(Component data from apps and pages)

※

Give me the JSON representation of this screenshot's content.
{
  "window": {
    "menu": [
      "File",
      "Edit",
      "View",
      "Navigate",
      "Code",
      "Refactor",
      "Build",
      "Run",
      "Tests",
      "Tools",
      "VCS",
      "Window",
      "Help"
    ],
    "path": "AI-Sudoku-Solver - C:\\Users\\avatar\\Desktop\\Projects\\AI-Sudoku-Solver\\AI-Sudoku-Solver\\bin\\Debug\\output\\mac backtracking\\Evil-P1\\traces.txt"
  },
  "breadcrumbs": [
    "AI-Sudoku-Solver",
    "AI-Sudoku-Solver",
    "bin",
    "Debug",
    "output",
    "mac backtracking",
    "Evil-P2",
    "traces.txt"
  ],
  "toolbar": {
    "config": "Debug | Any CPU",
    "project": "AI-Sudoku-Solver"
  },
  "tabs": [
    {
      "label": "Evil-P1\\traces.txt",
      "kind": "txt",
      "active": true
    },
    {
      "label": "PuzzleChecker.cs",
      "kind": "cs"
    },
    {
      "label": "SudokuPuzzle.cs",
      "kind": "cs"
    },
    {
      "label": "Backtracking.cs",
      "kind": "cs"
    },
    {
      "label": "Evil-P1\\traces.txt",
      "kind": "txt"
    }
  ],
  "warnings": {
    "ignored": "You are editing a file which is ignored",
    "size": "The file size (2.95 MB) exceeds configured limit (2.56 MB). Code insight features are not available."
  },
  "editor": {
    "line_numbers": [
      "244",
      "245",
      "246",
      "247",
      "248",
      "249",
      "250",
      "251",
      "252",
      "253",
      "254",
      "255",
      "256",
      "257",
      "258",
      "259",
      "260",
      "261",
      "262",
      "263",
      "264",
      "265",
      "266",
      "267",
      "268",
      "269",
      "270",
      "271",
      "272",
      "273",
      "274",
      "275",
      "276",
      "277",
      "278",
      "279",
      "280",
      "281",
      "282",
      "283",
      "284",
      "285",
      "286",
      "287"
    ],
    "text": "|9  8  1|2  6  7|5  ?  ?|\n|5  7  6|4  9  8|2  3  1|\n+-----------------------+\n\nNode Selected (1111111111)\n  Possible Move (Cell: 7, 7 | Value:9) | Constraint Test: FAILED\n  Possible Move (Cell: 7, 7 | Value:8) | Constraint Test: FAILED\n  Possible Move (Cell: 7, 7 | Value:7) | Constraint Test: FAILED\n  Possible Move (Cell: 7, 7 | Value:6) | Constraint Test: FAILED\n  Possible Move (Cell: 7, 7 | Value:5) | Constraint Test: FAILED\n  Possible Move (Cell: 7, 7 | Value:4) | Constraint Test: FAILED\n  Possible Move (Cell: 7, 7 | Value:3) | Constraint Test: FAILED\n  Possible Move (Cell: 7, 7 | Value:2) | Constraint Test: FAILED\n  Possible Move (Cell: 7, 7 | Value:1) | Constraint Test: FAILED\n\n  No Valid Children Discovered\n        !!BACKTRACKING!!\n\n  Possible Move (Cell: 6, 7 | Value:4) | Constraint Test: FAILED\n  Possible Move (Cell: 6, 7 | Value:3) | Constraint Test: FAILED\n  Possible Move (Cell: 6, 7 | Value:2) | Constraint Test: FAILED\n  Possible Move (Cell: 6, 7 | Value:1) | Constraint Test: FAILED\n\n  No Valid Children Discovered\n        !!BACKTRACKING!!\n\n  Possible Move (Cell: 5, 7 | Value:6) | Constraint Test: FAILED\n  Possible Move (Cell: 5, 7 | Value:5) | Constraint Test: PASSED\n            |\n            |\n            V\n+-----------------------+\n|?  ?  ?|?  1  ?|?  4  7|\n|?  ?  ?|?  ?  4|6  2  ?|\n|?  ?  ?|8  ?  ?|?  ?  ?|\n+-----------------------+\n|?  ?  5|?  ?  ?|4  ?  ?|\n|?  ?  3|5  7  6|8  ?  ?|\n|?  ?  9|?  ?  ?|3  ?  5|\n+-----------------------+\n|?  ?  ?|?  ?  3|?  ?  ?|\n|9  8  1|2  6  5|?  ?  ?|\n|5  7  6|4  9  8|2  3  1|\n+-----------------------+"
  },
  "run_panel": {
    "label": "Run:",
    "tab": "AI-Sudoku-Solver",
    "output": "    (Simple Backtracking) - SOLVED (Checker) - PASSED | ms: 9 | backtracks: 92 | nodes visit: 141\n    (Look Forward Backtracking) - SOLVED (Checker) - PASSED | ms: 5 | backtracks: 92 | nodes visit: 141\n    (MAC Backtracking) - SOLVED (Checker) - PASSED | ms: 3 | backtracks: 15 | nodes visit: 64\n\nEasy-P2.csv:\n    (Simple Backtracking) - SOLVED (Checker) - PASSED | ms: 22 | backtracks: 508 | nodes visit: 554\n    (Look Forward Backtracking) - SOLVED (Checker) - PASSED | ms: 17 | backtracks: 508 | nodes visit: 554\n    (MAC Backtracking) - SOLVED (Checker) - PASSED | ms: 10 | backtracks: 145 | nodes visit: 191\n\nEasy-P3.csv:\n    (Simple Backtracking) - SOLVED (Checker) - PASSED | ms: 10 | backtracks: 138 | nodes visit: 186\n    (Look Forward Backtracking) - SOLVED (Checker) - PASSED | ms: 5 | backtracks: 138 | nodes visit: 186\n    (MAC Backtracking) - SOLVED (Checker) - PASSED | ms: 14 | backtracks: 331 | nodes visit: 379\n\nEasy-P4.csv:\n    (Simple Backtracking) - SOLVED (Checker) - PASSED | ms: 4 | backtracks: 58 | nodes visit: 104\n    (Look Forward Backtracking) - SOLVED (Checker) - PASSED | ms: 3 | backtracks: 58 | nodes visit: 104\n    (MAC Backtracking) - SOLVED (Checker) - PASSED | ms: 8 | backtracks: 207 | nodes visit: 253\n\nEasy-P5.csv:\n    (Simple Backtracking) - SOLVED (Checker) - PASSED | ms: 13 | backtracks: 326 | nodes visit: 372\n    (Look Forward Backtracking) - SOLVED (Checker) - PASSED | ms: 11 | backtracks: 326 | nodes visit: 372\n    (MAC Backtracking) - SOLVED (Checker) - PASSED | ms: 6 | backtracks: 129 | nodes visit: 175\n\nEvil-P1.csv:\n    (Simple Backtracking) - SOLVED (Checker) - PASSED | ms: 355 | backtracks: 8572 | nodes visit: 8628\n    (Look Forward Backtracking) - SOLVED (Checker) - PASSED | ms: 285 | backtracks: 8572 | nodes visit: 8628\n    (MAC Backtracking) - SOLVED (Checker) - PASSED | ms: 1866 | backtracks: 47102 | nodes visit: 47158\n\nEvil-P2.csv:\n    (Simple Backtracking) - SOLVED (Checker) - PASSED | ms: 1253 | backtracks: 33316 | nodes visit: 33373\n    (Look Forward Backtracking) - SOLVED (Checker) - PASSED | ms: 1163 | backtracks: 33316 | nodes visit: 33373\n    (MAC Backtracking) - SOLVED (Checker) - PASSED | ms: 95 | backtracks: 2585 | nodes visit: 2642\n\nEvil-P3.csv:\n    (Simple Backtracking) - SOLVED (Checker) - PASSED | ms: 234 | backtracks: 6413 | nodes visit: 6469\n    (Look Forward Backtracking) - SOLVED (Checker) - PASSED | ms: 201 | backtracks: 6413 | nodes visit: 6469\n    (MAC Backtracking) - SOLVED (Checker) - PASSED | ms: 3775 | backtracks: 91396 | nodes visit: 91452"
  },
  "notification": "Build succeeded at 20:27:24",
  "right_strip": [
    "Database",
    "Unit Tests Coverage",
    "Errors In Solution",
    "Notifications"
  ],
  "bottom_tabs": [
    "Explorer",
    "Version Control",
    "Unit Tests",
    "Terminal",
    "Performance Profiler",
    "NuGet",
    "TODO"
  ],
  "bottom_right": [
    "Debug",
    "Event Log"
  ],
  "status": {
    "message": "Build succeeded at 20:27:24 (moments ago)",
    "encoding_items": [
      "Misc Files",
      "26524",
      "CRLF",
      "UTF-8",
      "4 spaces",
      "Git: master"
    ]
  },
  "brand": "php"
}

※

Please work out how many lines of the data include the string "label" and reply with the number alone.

6